## What this task involves
Search the data for the string "Izveidot", and report each line where it is found.

## Extracted information
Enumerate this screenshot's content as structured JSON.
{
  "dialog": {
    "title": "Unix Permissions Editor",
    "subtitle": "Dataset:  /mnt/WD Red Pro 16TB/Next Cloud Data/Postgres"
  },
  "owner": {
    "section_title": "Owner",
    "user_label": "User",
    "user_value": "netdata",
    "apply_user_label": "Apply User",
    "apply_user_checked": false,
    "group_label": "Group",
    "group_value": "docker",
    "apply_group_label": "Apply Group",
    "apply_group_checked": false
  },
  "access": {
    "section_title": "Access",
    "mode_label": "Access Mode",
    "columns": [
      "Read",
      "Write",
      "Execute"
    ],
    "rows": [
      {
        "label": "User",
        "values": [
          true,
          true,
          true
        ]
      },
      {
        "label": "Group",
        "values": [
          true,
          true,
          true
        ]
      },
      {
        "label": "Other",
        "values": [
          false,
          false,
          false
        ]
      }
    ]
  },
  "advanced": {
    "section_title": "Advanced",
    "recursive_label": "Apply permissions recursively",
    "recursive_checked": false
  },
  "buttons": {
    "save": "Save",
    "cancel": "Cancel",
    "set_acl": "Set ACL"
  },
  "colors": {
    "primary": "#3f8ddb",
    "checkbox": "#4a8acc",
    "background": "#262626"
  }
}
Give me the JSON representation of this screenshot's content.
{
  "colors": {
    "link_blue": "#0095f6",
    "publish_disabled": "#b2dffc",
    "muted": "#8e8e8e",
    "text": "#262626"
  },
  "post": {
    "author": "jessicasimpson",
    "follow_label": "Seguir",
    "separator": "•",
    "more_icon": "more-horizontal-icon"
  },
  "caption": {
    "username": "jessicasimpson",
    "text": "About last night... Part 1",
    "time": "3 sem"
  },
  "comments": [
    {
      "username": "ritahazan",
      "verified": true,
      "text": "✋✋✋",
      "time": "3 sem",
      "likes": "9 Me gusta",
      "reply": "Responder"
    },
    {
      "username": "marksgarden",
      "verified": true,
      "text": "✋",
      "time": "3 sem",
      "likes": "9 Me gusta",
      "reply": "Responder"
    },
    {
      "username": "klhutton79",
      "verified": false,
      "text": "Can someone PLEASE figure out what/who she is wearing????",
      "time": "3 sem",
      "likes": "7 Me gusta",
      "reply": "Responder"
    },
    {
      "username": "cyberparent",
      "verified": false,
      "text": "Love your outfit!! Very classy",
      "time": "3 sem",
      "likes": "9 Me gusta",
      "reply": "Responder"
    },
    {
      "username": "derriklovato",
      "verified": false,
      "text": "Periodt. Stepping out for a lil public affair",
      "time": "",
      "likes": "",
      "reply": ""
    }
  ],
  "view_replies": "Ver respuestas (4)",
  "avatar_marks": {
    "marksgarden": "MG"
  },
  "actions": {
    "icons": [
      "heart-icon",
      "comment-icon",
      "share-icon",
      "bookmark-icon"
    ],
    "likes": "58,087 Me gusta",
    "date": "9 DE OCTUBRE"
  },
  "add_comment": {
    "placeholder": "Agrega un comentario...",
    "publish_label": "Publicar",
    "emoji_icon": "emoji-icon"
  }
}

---

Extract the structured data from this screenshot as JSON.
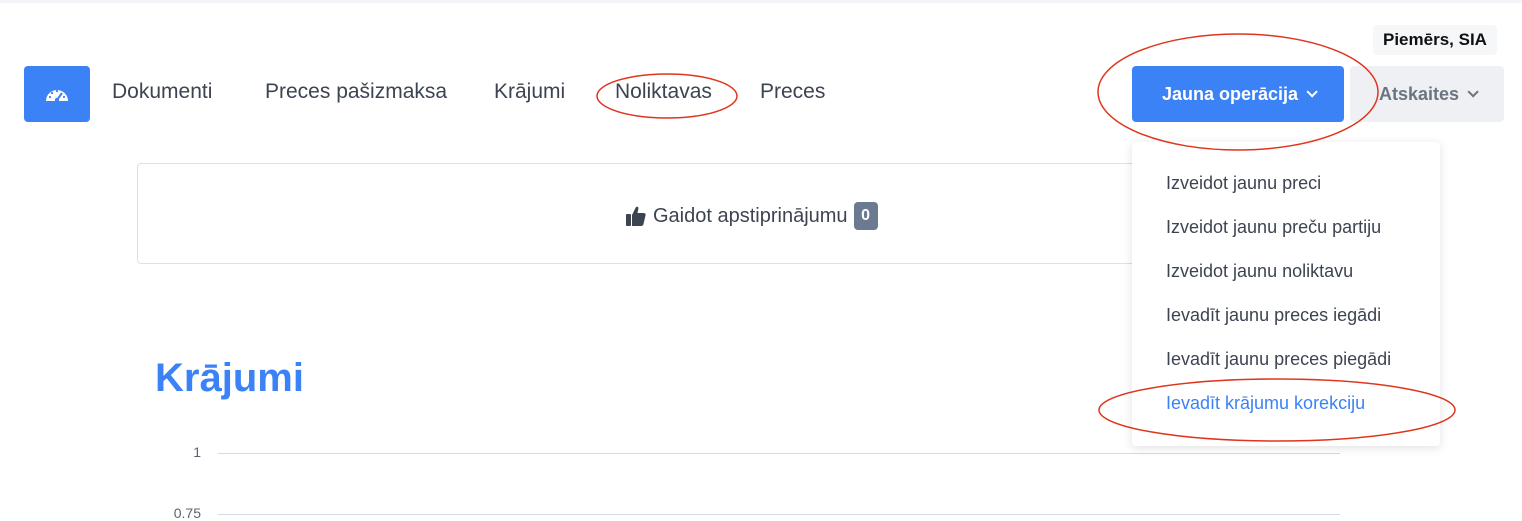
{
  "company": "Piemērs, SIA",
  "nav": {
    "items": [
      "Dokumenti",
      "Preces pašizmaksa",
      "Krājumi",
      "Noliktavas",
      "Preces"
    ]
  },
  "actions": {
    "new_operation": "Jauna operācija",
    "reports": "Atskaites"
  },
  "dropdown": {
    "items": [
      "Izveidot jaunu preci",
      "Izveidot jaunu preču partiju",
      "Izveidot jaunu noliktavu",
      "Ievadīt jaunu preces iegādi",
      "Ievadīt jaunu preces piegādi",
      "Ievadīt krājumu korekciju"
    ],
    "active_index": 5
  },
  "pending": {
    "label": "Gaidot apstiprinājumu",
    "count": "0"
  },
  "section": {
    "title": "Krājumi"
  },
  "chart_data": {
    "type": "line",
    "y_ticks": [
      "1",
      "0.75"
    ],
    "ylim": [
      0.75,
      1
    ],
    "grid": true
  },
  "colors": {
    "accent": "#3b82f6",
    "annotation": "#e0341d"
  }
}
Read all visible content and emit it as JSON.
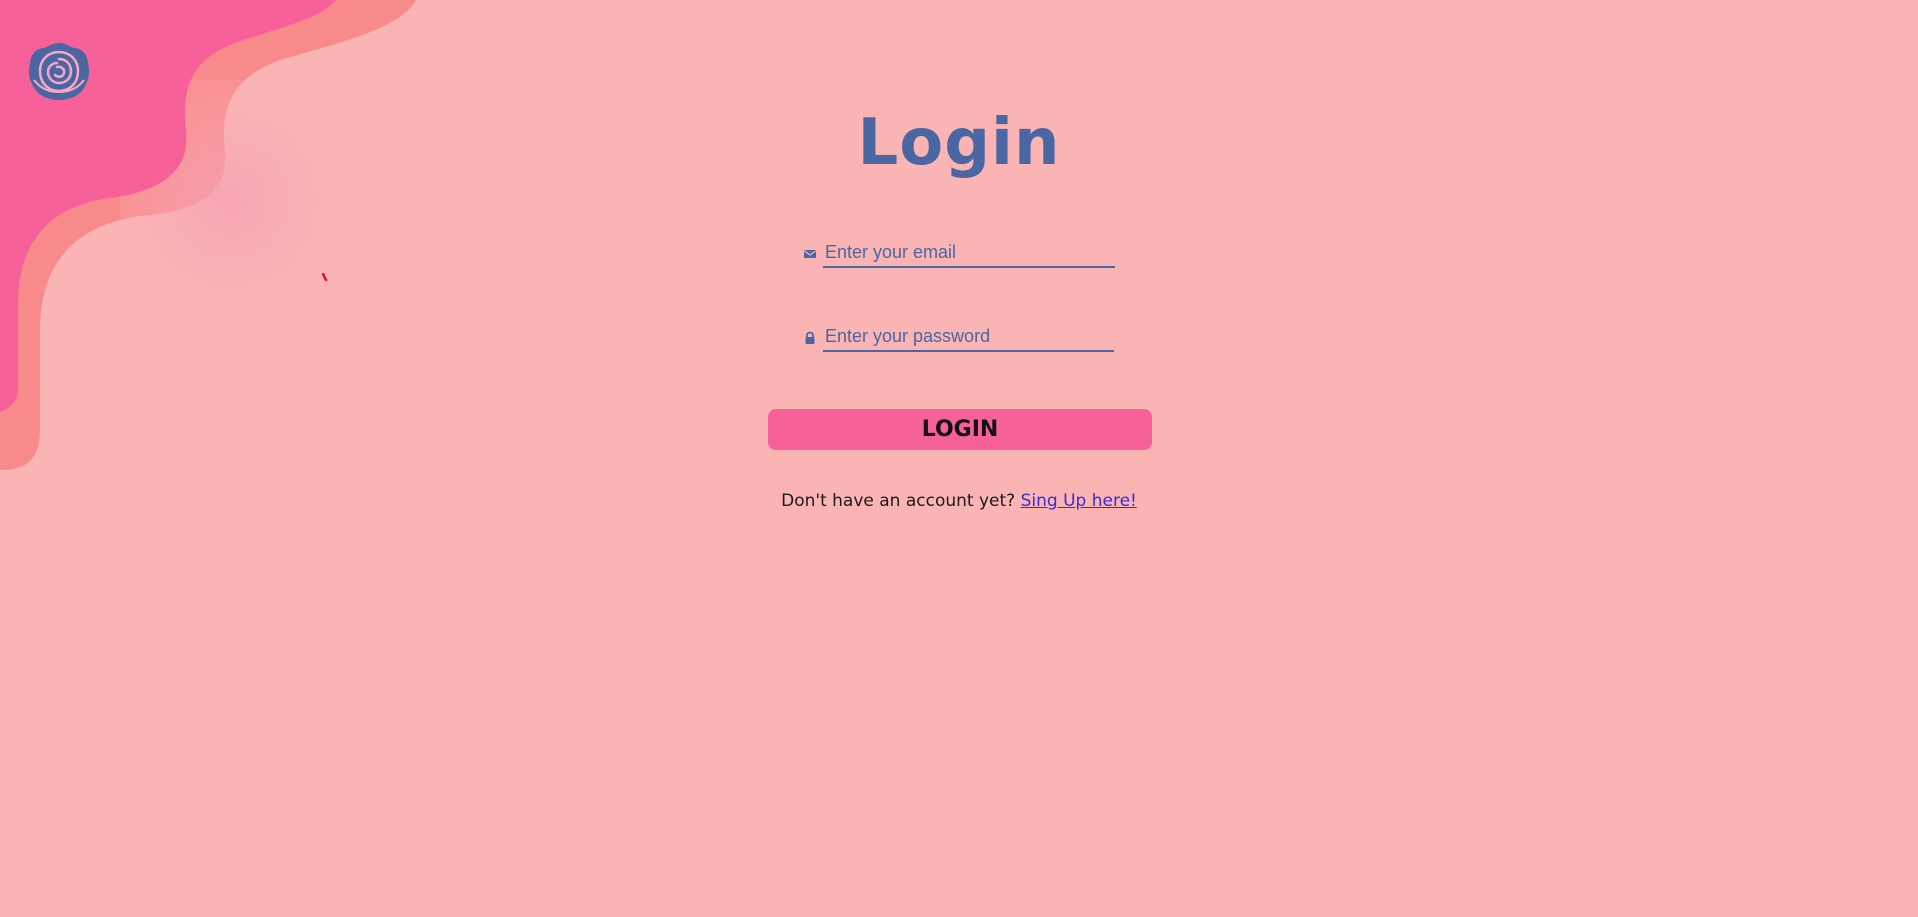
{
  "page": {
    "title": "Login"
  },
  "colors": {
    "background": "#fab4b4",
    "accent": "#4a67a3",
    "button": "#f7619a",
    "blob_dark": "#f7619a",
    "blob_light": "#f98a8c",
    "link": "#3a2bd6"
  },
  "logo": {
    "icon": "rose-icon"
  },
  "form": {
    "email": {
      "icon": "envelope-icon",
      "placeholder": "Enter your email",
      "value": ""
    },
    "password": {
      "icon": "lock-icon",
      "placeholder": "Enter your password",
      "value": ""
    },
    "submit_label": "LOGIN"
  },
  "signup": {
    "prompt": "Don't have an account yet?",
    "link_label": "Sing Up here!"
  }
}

## Result of the exercise
      "Izveidot jaunu preci",
      "Izveidot jaunu preču partiju",
      "Izveidot jaunu noliktavu",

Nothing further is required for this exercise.